The Appellants placed reliance on Sections 36 and 36 (A) of the National Housing Bank Act, 1987 and Section 45 (q)(a) of the Reserve Bank of India Act, 1934 to argue that for the Appellants should be given preference over the contractual claims of the debenture holders.

The Reserve Bank of India, however, informed the Court that it had filed an application under Sections 227 and 239 (2)(zk) of the Insolvency and Bankruptcy Code, 2016 read with Rule 5 and 6 of the Insolvency and Bankruptcy (Insolvency and Liquidation Proceedings of Financial Service Providers and Application to Adjudicatory Authority), Rules, 2019 before the National Company Law Tribunal, Mumbai against DHFL.

It was added that on December 3, 2019, the insolvency plea was admitted and moratorium under Section 14 IBC had come into effect.

The Court further recorded that after the initiation of the corporate insolvency resolution process, the High Court had noted that the moratorium had come into operation from the date of the filing of the application i.e. November 29, 2019 and parties before it were granted liberty to approach the NCLT for redressal of their grievances.

The Court also recorded that the NCLT had referred to the Appellants in its order passed on December 3, 2019 and directed the Administrator to update the list of depositors along with the outstanding amounts payable to each one to take care of their interest in future.

Subsequently, the Administrator had made a public announcement under Regulation 6 of the Insolvency and Bankruptcy Board of India (Insolvency Resolution Process for Corporate Persons) Regulations, 2016 to state that public depositors were included as a class of creditors under Section 21(6A)(b) IBC.

Even during the first meeting of the Committee of Creditors, it was decided that the interests of the depositors shall be taken into account, in accordance with the provisions of the IBC, the Court observed.

The Appellants, however, expressed his apprehension that the Bombay High Court orders would come in the way of consideration of the claims made by the depositors before the Committee of Creditors and the Administrator.

The Court thus ordered that the depositors’ claims should be considered by the Committee of Creditors and the Administrator without being influenced by the High Court orders.

It said,

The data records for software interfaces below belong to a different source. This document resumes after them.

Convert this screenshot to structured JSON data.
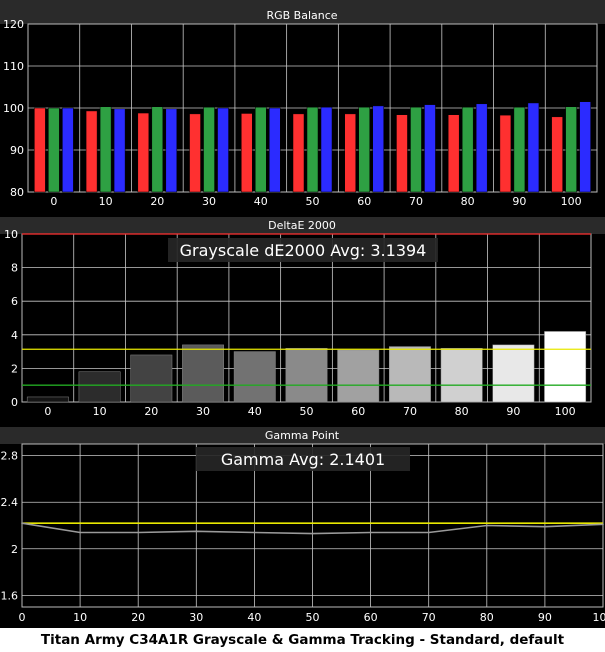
{
  "caption": "Titan Army C34A1R Grayscale & Gamma Tracking - Standard, default",
  "colors": {
    "background": "#000000",
    "panel_title_bar": "#2a2a2a",
    "grid": "#c8c8c8",
    "red": "#ff3030",
    "green": "#2ea043",
    "blue": "#2b2bff",
    "yellow": "#e8e800",
    "greenline": "#22aa22",
    "gamma_line": "#9a9a9a"
  },
  "chart_data": [
    {
      "type": "bar",
      "title": "RGB Balance",
      "categories": [
        "0",
        "10",
        "20",
        "30",
        "40",
        "50",
        "60",
        "70",
        "80",
        "90",
        "100"
      ],
      "ylim": [
        80,
        120
      ],
      "yticks": [
        80,
        90,
        100,
        110,
        120
      ],
      "grid": true,
      "series": [
        {
          "color": "red",
          "values": [
            100.0,
            99.3,
            98.8,
            98.6,
            98.7,
            98.6,
            98.6,
            98.4,
            98.4,
            98.3,
            97.9
          ]
        },
        {
          "color": "green",
          "values": [
            100.0,
            100.3,
            100.3,
            100.2,
            100.2,
            100.2,
            100.2,
            100.2,
            100.2,
            100.2,
            100.3
          ]
        },
        {
          "color": "blue",
          "values": [
            100.0,
            99.8,
            99.8,
            100.0,
            100.0,
            100.2,
            100.5,
            100.8,
            101.0,
            101.2,
            101.5
          ]
        }
      ]
    },
    {
      "type": "bar",
      "title": "DeltaE 2000",
      "annotation": "Grayscale dE2000 Avg: 3.1394",
      "categories": [
        "0",
        "10",
        "20",
        "30",
        "40",
        "50",
        "60",
        "70",
        "80",
        "90",
        "100"
      ],
      "values": [
        0.3,
        1.8,
        2.8,
        3.4,
        3.0,
        3.2,
        3.1,
        3.3,
        3.2,
        3.4,
        4.2
      ],
      "ylim": [
        0,
        10
      ],
      "yticks": [
        0,
        2,
        4,
        6,
        8,
        10
      ],
      "thresholds": [
        1,
        3.1394,
        10
      ],
      "grid": true
    },
    {
      "type": "line",
      "title": "Gamma Point",
      "annotation": "Gamma Avg: 2.1401",
      "x": [
        0,
        10,
        20,
        30,
        40,
        50,
        60,
        70,
        80,
        90,
        100
      ],
      "xticks": [
        "0",
        "10",
        "20",
        "30",
        "40",
        "50",
        "60",
        "70",
        "80",
        "90",
        "100"
      ],
      "values": [
        2.22,
        2.14,
        2.14,
        2.15,
        2.14,
        2.13,
        2.14,
        2.14,
        2.2,
        2.19,
        2.21
      ],
      "target": 2.22,
      "ylim": [
        1.5,
        2.9
      ],
      "yticks": [
        "1.6",
        "2",
        "2.4",
        "2.8"
      ],
      "grid": true
    }
  ]
}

“..we are of the opinion that the claims that are made by the depositors shall be considered by the Committee of Creditors and the Administrator without being influenced by the orders passed by the High Court on 10.10.2019 as modified by order dated 13.11.2019, as well as the order passed by the Debts Recovery Tribunal-I, Mumbai on 08.11.2019, passed by the High Court on 10.10.2019 as modified by order dated 13.11.2019, as well as the order passed by the Debts Recovery Tribunal-I, Mumbai on 08.11.2019.”
Supreme Court

The Court, however, refused to examine the merit of the Appellants' contentions that the CoC decision permitting the Administrator to carry on the lending operations of DHFL, without paying the Depositors, was arbitrary and illegal.

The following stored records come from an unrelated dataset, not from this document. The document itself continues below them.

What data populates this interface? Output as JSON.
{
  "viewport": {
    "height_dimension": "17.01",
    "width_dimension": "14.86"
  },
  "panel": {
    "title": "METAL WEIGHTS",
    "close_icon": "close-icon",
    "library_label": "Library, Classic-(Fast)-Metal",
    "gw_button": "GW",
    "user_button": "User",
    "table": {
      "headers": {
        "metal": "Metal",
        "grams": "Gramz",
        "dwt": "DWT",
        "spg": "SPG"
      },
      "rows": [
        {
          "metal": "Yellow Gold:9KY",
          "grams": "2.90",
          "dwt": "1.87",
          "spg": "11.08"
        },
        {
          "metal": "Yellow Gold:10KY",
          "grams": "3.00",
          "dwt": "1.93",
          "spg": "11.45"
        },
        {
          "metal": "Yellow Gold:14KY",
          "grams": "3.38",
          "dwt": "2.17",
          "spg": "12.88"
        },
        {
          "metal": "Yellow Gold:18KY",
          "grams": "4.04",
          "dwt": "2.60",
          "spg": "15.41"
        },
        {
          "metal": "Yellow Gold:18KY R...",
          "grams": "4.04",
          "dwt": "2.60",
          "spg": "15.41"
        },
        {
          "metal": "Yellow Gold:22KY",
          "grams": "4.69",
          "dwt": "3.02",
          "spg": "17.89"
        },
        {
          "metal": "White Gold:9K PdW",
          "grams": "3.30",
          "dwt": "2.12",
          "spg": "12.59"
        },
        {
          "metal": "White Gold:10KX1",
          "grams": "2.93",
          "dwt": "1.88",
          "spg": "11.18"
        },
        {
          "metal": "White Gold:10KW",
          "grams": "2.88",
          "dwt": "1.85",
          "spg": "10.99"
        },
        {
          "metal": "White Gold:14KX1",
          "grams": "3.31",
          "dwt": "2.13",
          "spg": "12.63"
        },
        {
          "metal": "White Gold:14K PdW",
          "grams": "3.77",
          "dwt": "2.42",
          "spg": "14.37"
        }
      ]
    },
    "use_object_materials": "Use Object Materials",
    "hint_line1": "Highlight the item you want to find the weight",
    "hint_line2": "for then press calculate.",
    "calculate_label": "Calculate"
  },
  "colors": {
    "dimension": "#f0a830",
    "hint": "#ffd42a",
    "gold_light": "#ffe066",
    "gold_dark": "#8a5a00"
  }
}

Noting that the depositors were being represented by their Authorized Representative before the Committee of Creditors, the Court said,

“We leave it open to the Appellants to raise all points and contentions before the Committee of Creditors, the Administrator and if necessary, the NCLT.”
Supreme Court

In view of the above, the appeal was disposed of.

The Appellants were represented Senior Advocate Jayant Bhushan along with AOR Ashish Virmani, Advocates Gollamuni Sri Harsha Datta, Akshay Abrol, Saksham Grover and Himanshu Dhuper.

RBI has represented by Senior Advocate KV Vishwanathan along with AZB & Partners team Paresh Lal, Vivek Shetty Sayobani Basu, Simran Bhatt, Anshula Bhakru and Durga Manda

The DHFL Administrator was represented by Senior Advocate Ramji Srinivasan along with AZB & Partners team Anindita Roy Chowdhary, Nilang Desai, Suharsh Sinha, Vatsala Rai, and Raghav Chadha

Read the Order:

Vinay Kumar vs DHFL_watermark.pdf
Preview
Bar and Bench - Indian Legal news
www.barandbench.com